**Instructions to follow:**
An identical copy of the records below is the expected result.

[Web page and app entries]

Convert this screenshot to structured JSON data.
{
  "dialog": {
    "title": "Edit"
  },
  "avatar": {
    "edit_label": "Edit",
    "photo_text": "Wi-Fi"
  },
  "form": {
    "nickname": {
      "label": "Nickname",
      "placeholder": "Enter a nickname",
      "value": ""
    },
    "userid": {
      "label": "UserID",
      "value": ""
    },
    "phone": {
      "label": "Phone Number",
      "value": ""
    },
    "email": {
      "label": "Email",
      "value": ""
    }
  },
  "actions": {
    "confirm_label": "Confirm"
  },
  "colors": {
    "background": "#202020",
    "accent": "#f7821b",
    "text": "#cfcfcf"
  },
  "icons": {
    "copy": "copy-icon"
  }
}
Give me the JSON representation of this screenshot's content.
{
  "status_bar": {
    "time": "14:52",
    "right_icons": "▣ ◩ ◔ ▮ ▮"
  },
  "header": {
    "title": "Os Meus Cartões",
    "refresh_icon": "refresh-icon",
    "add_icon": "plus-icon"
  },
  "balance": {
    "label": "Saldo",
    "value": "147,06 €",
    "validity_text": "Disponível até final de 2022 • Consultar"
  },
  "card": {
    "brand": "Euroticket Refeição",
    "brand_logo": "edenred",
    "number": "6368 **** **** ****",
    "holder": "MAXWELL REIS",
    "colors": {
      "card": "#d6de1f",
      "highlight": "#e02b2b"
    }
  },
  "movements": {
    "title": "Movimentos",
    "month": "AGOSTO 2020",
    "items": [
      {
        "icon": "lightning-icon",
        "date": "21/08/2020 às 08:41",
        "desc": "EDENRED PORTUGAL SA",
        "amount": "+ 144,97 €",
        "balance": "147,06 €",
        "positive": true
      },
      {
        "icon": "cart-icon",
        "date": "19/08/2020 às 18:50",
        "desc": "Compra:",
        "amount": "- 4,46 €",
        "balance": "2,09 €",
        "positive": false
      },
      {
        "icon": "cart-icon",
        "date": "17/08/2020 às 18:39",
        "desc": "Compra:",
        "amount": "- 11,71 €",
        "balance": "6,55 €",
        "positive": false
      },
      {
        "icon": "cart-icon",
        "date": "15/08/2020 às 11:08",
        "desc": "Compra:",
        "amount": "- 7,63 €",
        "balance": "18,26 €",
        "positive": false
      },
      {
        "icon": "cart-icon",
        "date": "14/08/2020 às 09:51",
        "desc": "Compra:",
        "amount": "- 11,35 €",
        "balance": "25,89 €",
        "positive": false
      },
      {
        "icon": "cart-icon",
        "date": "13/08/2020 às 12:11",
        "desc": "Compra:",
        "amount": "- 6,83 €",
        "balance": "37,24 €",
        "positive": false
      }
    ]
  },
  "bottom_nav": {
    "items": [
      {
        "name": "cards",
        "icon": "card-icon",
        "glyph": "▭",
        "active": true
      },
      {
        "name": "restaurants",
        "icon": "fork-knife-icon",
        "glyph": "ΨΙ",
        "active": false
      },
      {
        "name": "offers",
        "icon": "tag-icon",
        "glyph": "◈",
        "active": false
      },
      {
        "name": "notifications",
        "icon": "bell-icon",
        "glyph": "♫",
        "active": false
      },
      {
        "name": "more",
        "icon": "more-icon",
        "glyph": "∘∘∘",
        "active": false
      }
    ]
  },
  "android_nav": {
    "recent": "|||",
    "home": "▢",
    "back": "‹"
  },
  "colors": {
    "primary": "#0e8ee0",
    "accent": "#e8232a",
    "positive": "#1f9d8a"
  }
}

**Task output:**
Convert this screenshot to structured JSON data.
{
  "dialog": {
    "title": "Edit"
  },
  "avatar": {
    "edit_label": "Edit",
    "photo_text": "Wi-Fi"
  },
  "form": {
    "nickname": {
      "label": "Nickname",
      "placeholder": "Enter a nickname",
      "value": ""
    },
    "userid": {
      "label": "UserID",
      "value": ""
    },
    "phone": {
      "label": "Phone Number",
      "value": ""
    },
    "email": {
      "label": "Email",
      "value": ""
    }
  },
  "actions": {
    "confirm_label": "Confirm"
  },
  "colors": {
    "background": "#202020",
    "accent": "#f7821b",
    "text": "#cfcfcf"
  },
  "icons": {
    "copy": "copy-icon"
  }
}
Give me the JSON representation of this screenshot's content.
{
  "status_bar": {
    "time": "14:52",
    "right_icons": "▣ ◩ ◔ ▮ ▮"
  },
  "header": {
    "title": "Os Meus Cartões",
    "refresh_icon": "refresh-icon",
    "add_icon": "plus-icon"
  },
  "balance": {
    "label": "Saldo",
    "value": "147,06 €",
    "validity_text": "Disponível até final de 2022 • Consultar"
  },
  "card": {
    "brand": "Euroticket Refeição",
    "brand_logo": "edenred",
    "number": "6368 **** **** ****",
    "holder": "MAXWELL REIS",
    "colors": {
      "card": "#d6de1f",
      "highlight": "#e02b2b"
    }
  },
  "movements": {
    "title": "Movimentos",
    "month": "AGOSTO 2020",
    "items": [
      {
        "icon": "lightning-icon",
        "date": "21/08/2020 às 08:41",
        "desc": "EDENRED PORTUGAL SA",
        "amount": "+ 144,97 €",
        "balance": "147,06 €",
        "positive": true
      },
      {
        "icon": "cart-icon",
        "date": "19/08/2020 às 18:50",
        "desc": "Compra:",
        "amount": "- 4,46 €",
        "balance": "2,09 €",
        "positive": false
      },
      {
        "icon": "cart-icon",
        "date": "17/08/2020 às 18:39",
        "desc": "Compra:",
        "amount": "- 11,71 €",
        "balance": "6,55 €",
        "positive": false
      },
      {
        "icon": "cart-icon",
        "date": "15/08/2020 às 11:08",
        "desc": "Compra:",
        "amount": "- 7,63 €",
        "balance": "18,26 €",
        "positive": false
      },
      {
        "icon": "cart-icon",
        "date": "14/08/2020 às 09:51",
        "desc": "Compra:",
        "amount": "- 11,35 €",
        "balance": "25,89 €",
        "positive": false
      },
      {
        "icon": "cart-icon",
        "date": "13/08/2020 às 12:11",
        "desc": "Compra:",
        "amount": "- 6,83 €",
        "balance": "37,24 €",
        "positive": false
      }
    ]
  },
  "bottom_nav": {
    "items": [
      {
        "name": "cards",
        "icon": "card-icon",
        "glyph": "▭",
        "active": true
      },
      {
        "name": "restaurants",
        "icon": "fork-knife-icon",
        "glyph": "ΨΙ",
        "active": false
      },
      {
        "name": "offers",
        "icon": "tag-icon",
        "glyph": "◈",
        "active": false
      },
      {
        "name": "notifications",
        "icon": "bell-icon",
        "glyph": "♫",
        "active": false
      },
      {
        "name": "more",
        "icon": "more-icon",
        "glyph": "∘∘∘",
        "active": false
      }
    ]
  },
  "android_nav": {
    "recent": "|||",
    "home": "▢",
    "back": "‹"
  },
  "colors": {
    "primary": "#0e8ee0",
    "accent": "#e8232a",
    "positive": "#1f9d8a"
  }
}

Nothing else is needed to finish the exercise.